The number of treatments depends on how severe and long-standing the condition is, and the underlying health of the individual. Generally speaking, the more acute the condition and the better the health of the individual, the shorter the course of treatment. For long-standing conditions, and for people in poor health or with dietary and lifestyle concerns, treatment can take longer. Among musculoskeletal conditions, muscle strains and tightness are relatively quick to resolve, whereas tendonitis, bursitis, and herniated discs take more time. Treatment for internal medicine conditions varies widely depending on many factors.
5-12 weekly sessions in a common course of treatment for many but not all conditions, and usually after 5 treatments both the patient and I can gain a good sense of how response to the acupuncture and/or herbs is progressing. Then I can offer an informed prescription for the length and frequency of further treatment. Since acupuncture works on a cumulative basis, it is usually best to schedule appointments close together initially (1-2 per week), and then taper down over time. The addition of herbal therapy to a treatment plan generally allows for a faster recovery with fewer acupuncture treatments.

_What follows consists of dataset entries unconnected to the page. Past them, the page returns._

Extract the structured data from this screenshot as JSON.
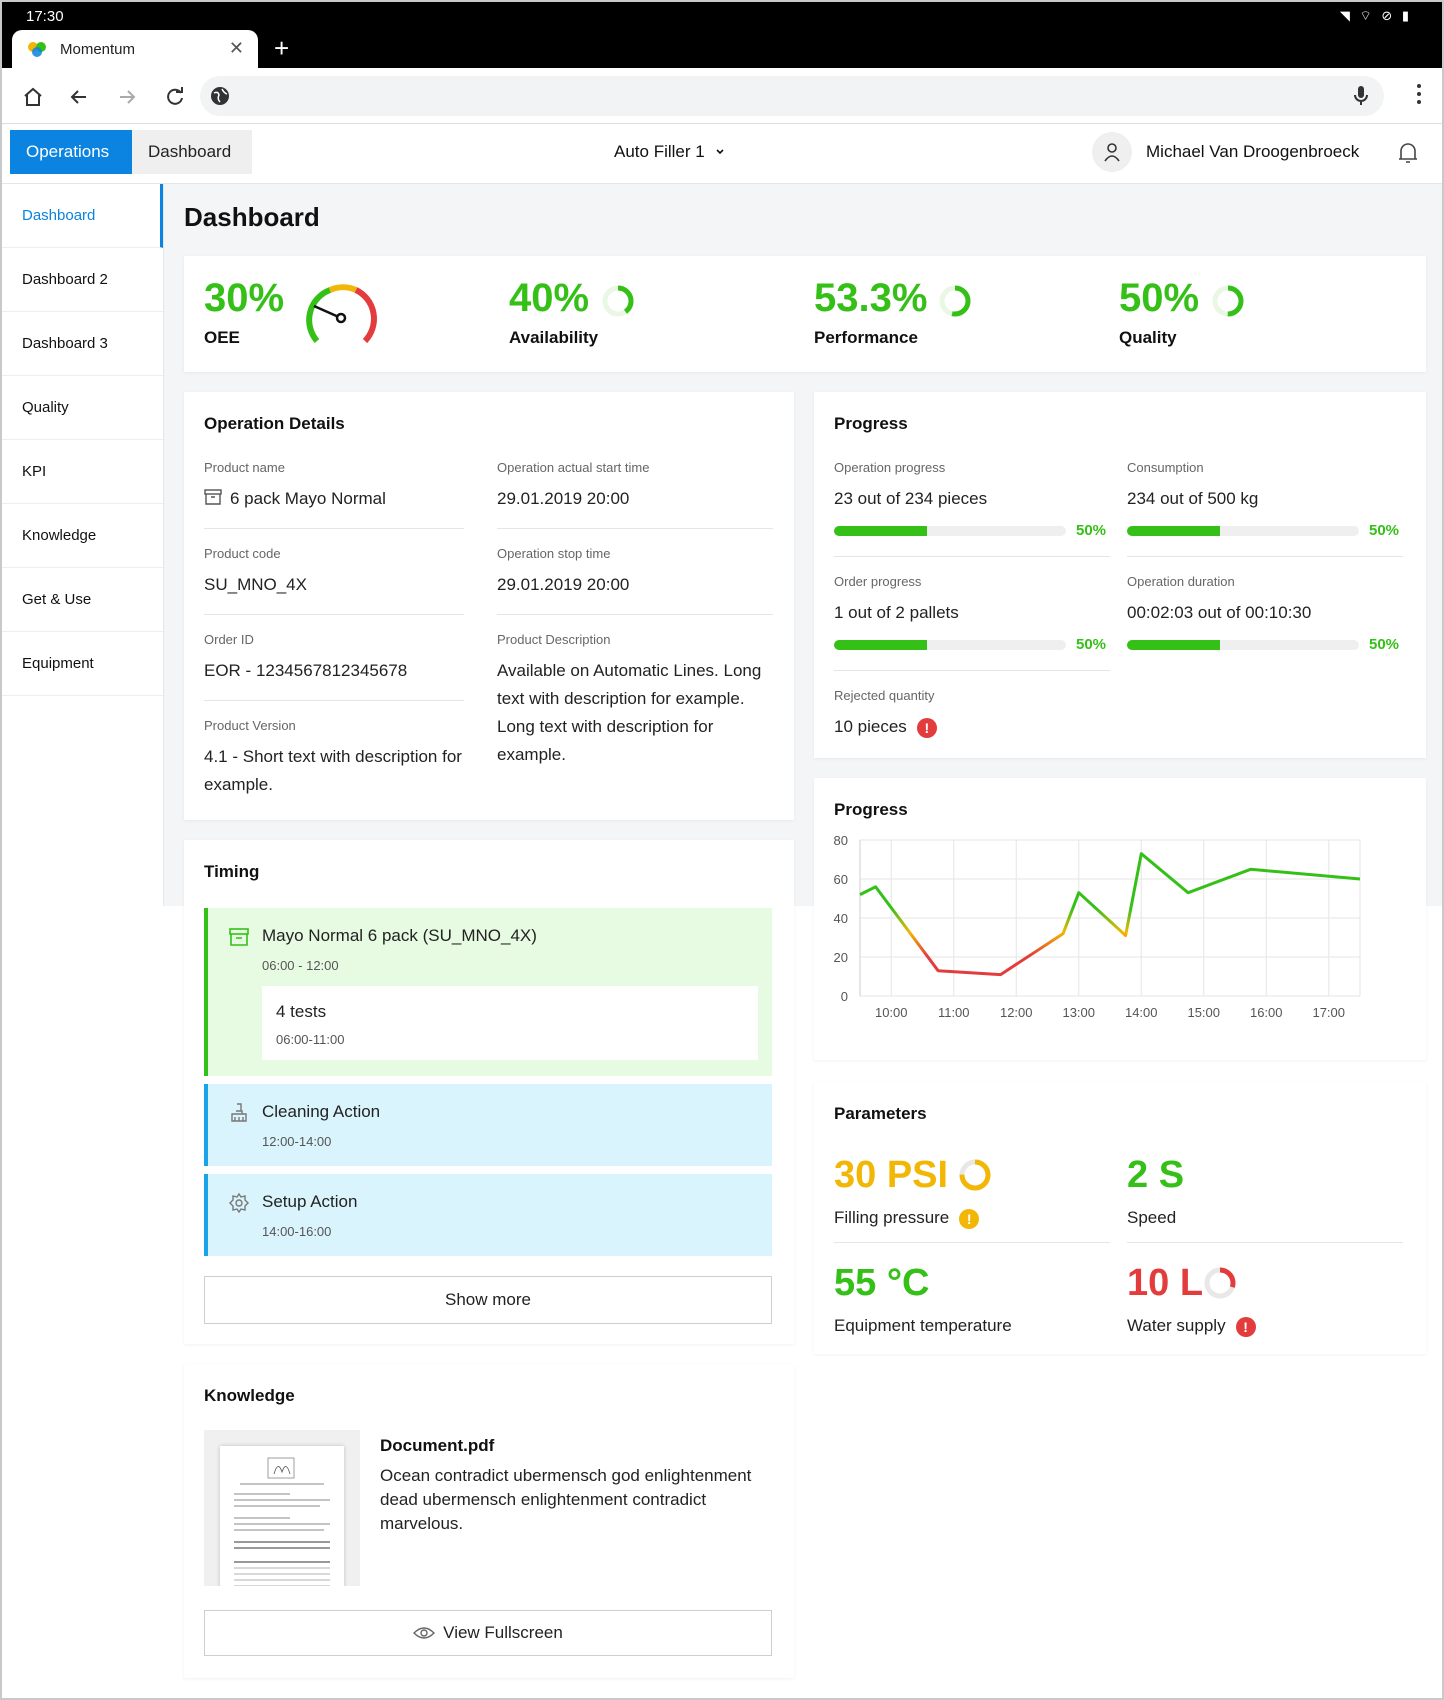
{
  "status": {
    "time": "17:30"
  },
  "browser": {
    "tab_title": "Momentum"
  },
  "header": {
    "tabs": [
      "Operations",
      "Dashboard"
    ],
    "machine": "Auto Filler 1",
    "user": "Michael Van Droogenbroeck"
  },
  "sidebar": {
    "items": [
      {
        "label": "Dashboard"
      },
      {
        "label": "Dashboard 2"
      },
      {
        "label": "Dashboard 3"
      },
      {
        "label": "Quality"
      },
      {
        "label": "KPI"
      },
      {
        "label": "Knowledge"
      },
      {
        "label": "Get & Use"
      },
      {
        "label": "Equipment"
      }
    ]
  },
  "page": {
    "title": "Dashboard"
  },
  "kpis": [
    {
      "value": "30%",
      "label": "OEE",
      "fraction": 0.3
    },
    {
      "value": "40%",
      "label": "Availability",
      "fraction": 0.4
    },
    {
      "value": "53.3%",
      "label": "Performance",
      "fraction": 0.533
    },
    {
      "value": "50%",
      "label": "Quality",
      "fraction": 0.5
    }
  ],
  "colors": {
    "green": "#35c018",
    "blue": "#0a84e0",
    "red": "#e23c3c",
    "yellow": "#f2b705"
  },
  "operation": {
    "title": "Operation Details",
    "product_name_label": "Product name",
    "product_name": "6 pack Mayo Normal",
    "start_label": "Operation actual start time",
    "start": "29.01.2019 20:00",
    "code_label": "Product code",
    "code": "SU_MNO_4X",
    "stop_label": "Operation stop time",
    "stop": "29.01.2019 20:00",
    "order_label": "Order ID",
    "order": "EOR - 1234567812345678",
    "desc_label": "Product Description",
    "desc": "Available on Automatic Lines. Long text with description for example. Long text with description for example.",
    "version_label": "Product Version",
    "version": "4.1 - Short text with description for example."
  },
  "progress": {
    "title": "Progress",
    "items": [
      {
        "label": "Operation progress",
        "value": "23 out of 234 pieces",
        "pct": "50%",
        "fraction": 0.4
      },
      {
        "label": "Consumption",
        "value": "234 out of 500 kg",
        "pct": "50%",
        "fraction": 0.4
      },
      {
        "label": "Order progress",
        "value": "1 out of 2 pallets",
        "pct": "50%",
        "fraction": 0.4
      },
      {
        "label": "Operation duration",
        "value": "00:02:03 out of 00:10:30",
        "pct": "50%",
        "fraction": 0.4
      }
    ],
    "rejected_label": "Rejected quantity",
    "rejected": "10 pieces"
  },
  "chart_data": {
    "type": "line",
    "title": "Progress",
    "x": [
      "09:30",
      "09:45",
      "10:45",
      "11:45",
      "12:45",
      "13:00",
      "13:45",
      "14:00",
      "14:45",
      "15:45",
      "17:30"
    ],
    "values": [
      52,
      56,
      13,
      11,
      32,
      53,
      31,
      73,
      53,
      65,
      60
    ],
    "categories": [
      "10:00",
      "11:00",
      "12:00",
      "13:00",
      "14:00",
      "15:00",
      "16:00",
      "17:00"
    ],
    "yticks": [
      80,
      60,
      40,
      20,
      0
    ],
    "ylim": [
      0,
      80
    ],
    "grid": true
  },
  "timing": {
    "title": "Timing",
    "items": [
      {
        "title": "Mayo Normal 6 pack (SU_MNO_4X)",
        "time": "06:00 - 12:00",
        "sub_title": "4 tests",
        "sub_time": "06:00-11:00"
      },
      {
        "title": "Cleaning Action",
        "time": "12:00-14:00"
      },
      {
        "title": "Setup Action",
        "time": "14:00-16:00"
      }
    ],
    "show_more": "Show more"
  },
  "parameters": {
    "title": "Parameters",
    "items": [
      {
        "value": "30 PSI",
        "label": "Filling pressure",
        "color": "#f2b705",
        "fraction": 0.75
      },
      {
        "value": "2 S",
        "label": "Speed",
        "color": "#35c018"
      },
      {
        "value": "55 °C",
        "label": "Equipment temperature",
        "color": "#35c018"
      },
      {
        "value": "10 L",
        "label": "Water supply",
        "color": "#e23c3c",
        "fraction": 0.3
      }
    ]
  },
  "knowledge": {
    "title": "Knowledge",
    "doc_title": "Document.pdf",
    "doc_desc": "Ocean contradict ubermensch god enlightenment dead ubermensch enlightenment contradict marvelous.",
    "view_btn": "View Fullscreen"
  }
}
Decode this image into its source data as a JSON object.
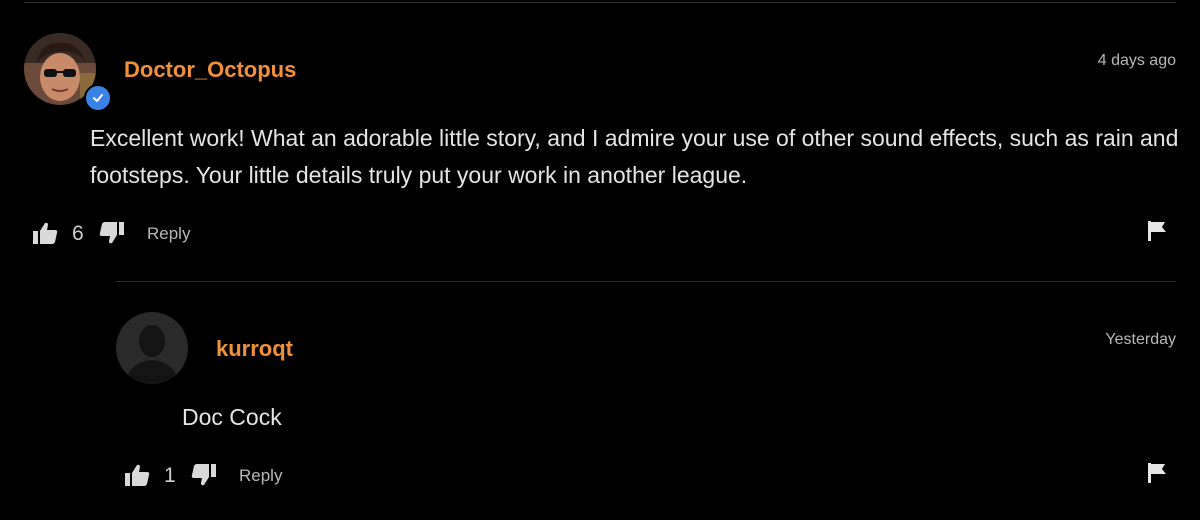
{
  "comments": [
    {
      "username": "Doctor_Octopus",
      "verified": true,
      "timestamp": "4 days ago",
      "text": "Excellent work! What an adorable little story, and I admire your use of other sound effects, such as rain and footsteps. Your little details truly put your work in another league.",
      "likes": "6",
      "reply_label": "Reply"
    },
    {
      "username": "kurroqt",
      "verified": false,
      "timestamp": "Yesterday",
      "text": "Doc Cock",
      "likes": "1",
      "reply_label": "Reply"
    }
  ],
  "colors": {
    "background": "#000000",
    "username": "#f0913a",
    "verified_badge": "#3b82e6",
    "text": "#e4e4e4",
    "muted": "#b7b7b7"
  },
  "icons": {
    "like": "thumbs-up-icon",
    "dislike": "thumbs-down-icon",
    "flag": "flag-icon",
    "verified": "check-badge-icon"
  }
}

I hope that these answers have been informative, and I’d be happy to answer any further questions you have about acupuncture or Chinese medicine. I offer free 15-minute consultations for anyone curious if Chinese medicine would be a good fit for them. Please check out my webpage at www.daracantoracu.com for more information, and for those interested to learn more about Chinese medicine philosophy, I recommend The Web That Has No Weaver by Ted Kaptchuk as a great introductory book. I hope to meet you at Flow Natural Health Care soon!